The main problem with these no-questions-asked credit is that somehow the lenders need to make sure that their loans don’t go bad.  In case of non performance, they cannot follow the legal procedures (since they are illegal) and they cannot appeal to a family network (since there is none). Surely they have some  convincing reasons to remind the debtors of their obligations.

So please stay out of trouble and do not call Mr. Wang.

Goodbye 2008

Wednesday, December 31st, 2008

As I am writing this entry, 2008 has finished in China. Fortunately, we still have a few hours in Home Country to fit in my last 08 post before the evening aperitif. I take the chance to get back in action after this week’s holidays and do my little roundup of 2008.

It has been a good year to blog China. The Chinese have continued to amaze the World with their constant source of news. Successes, catastrophes, change; we’ve had our fair share in 2008. And everything seems to indicate that 09 will be every bit as bloggable. So stay tuned, China is still changing us, and I hope to be there to witness it next year too.

And now down to the hard numbers. I won’t go over the main events of 08, as more diligent bloggers have already done it while I slept. Instead, I just include below the latest results of my own  Chinanews-meter:

In case you haven’t been following, this chart shows the number of articles containing “China” over the last 128 years (from LaVanguardia). As I predicted a month ago, 2008 has beaten 2007 by one length. Bets are open for 2009, and my money is on the rise of China news. In spite of the crisis and Obama’s tough competition in the West, I am going for the 5,000 mark.

Ah, Christmas is a great time to be back home, but I’m missing China already.
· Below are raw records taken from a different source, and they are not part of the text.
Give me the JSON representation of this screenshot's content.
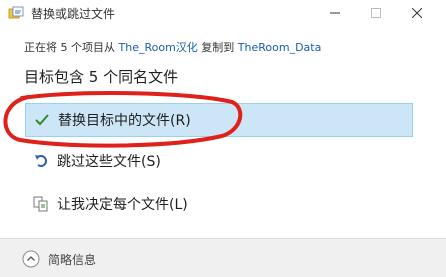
{
  "window": {
    "title": "替换或跳过文件",
    "icons": [
      "file-copy-icon",
      "minimize-icon",
      "maximize-icon",
      "close-icon"
    ]
  },
  "info": {
    "prefix": "正在将 5 个项目从 ",
    "source": "The_Room汉化",
    "middle": " 复制到 ",
    "destination": "TheRoom_Data"
  },
  "heading": "目标包含 5 个同名文件",
  "options": {
    "replace": {
      "label": "替换目标中的文件(R)",
      "icon": "checkmark-icon"
    },
    "skip": {
      "label": "跳过这些文件(S)",
      "icon": "skip-arrow-icon"
    },
    "decide": {
      "label": "让我决定每个文件(L)",
      "icon": "compare-files-icon"
    }
  },
  "footer": {
    "label": "简略信息",
    "icon": "chevron-up-icon"
  },
  "colors": {
    "accent": "#1a5fb4",
    "selection": "#cde6f7",
    "annotation": "#e0201b",
    "check": "#2e8b2e"
  }
}
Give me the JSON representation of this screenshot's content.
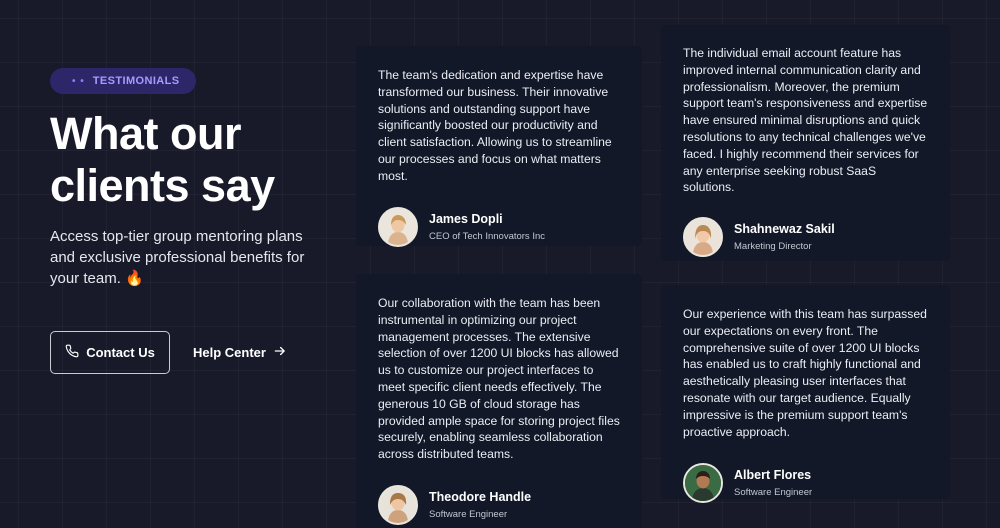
{
  "badge": {
    "label": "TESTIMONIALS",
    "dots": "• •"
  },
  "hero": {
    "title_line1": "What our",
    "title_line2": "clients say",
    "subtitle": "Access top-tier group mentoring plans and exclusive professional benefits for your team. 🔥"
  },
  "actions": {
    "contact_label": "Contact Us",
    "help_label": "Help Center",
    "contact_icon": "phone-icon",
    "help_icon": "arrow-right-icon"
  },
  "colors": {
    "background": "#181a2a",
    "card": "#121828",
    "badge_bg": "#2d2668",
    "badge_text": "#a79bff"
  },
  "testimonials": [
    {
      "quote": "The team's dedication and expertise have transformed our business. Their innovative solutions and outstanding support have significantly boosted our productivity and client satisfaction. Allowing us to streamline our processes and focus on what matters most.",
      "name": "James Dopli",
      "role": "CEO of Tech Innovators Inc"
    },
    {
      "quote": "The individual email account feature has improved internal communication clarity and professionalism. Moreover, the premium support team's responsiveness and expertise have ensured minimal disruptions and quick resolutions to any technical challenges we've faced. I highly recommend their services for any enterprise seeking robust SaaS solutions.",
      "name": "Shahnewaz Sakil",
      "role": "Marketing Director"
    },
    {
      "quote": "Our collaboration with the team has been instrumental in optimizing our project management processes. The extensive selection of over 1200 UI blocks has allowed us to customize our project interfaces to meet specific client needs effectively. The generous 10 GB of cloud storage has provided ample space for storing project files securely, enabling seamless collaboration across distributed teams.",
      "name": "Theodore Handle",
      "role": "Software Engineer"
    },
    {
      "quote": "Our experience with this team has surpassed our expectations on every front. The comprehensive suite of over 1200 UI blocks has enabled us to craft highly functional and aesthetically pleasing user interfaces that resonate with our target audience. Equally impressive is the premium support team's proactive approach.",
      "name": "Albert Flores",
      "role": "Software Engineer"
    }
  ]
}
And if I believe my cell phone, China must be missing me too: There’s dozens of sms in characters coming in this week, offering Christmas wishes, readily made poems and quick no-questions-asked credit at 3% a month. I even received one unexpected proposal that filled my heart with joy: “Marry Christmas”. Thanks all for remembering me.

To the readers that have come into my garden these last days and found it deserted I dedicate this picture I took yesterday of The Shire. This is what I have been doing when I was not answering comments on the blog:

Panic in the Morning

Thursday, October 30th, 2008

Morning Daddy!

You know that feeling in the morning sometimes. You wake up with the lark, full of optimism to face a new day, and, before you even had the chance to smell the first espresso, trouble is knocking at your door.

It was just like that this morning when my cell phone beeped.

It was a message from my daughter.

Asking for money!

I knew it was bound to happen some day, all this Shanghai nightlife is so confusing, one really can’t be expected to pay attention to details. And there you go: one more mouth to feed, one more creature in the world. That’s about as much as I can take at 7:23 in the morning.  I run down to the computer, rubbing my eyes, straight to my online bank website to get done with it before she starts calling for more.

Hey, hold on a sec. My daughter can’t speak chinese.She couldn’t be old enough to use a cell phone anyway.

Actually, what the hell, I don’t have a daughter!

It’s the lively Chinese phone scammer community, back in action. I can only think that they are so persistent because it pays once in a while. I mean, come to think of it, with all those spoilt girls running around getting into trouble and calling their busy daddies for money, and daddies losing track of their little Shanghai princesses.

It would be quite funny actually, if it didn’t happen so often. Scams and Spam make up for about 70% of the text messages I get in my phone every day! I hear it is about the same for most users in Shanghai.

Anyway, here is my translation: “Daddy: I lost my phone and my wallet, please wire urgently 1500RMB to this account number of my friend Wang, I will tell you the precise details one of these days.”  No “thank you”, no ” I love you”, no “kisses to mum”. Brilliant. These clever scammers know exactly how to impersonate a Shanghai princess!

PS. The phone number of the sender is displayed on the screen, in case someone feels like taking action against the scammers, and deliver us from this pest. I hear there are some very good law blogs around if you need legal advice.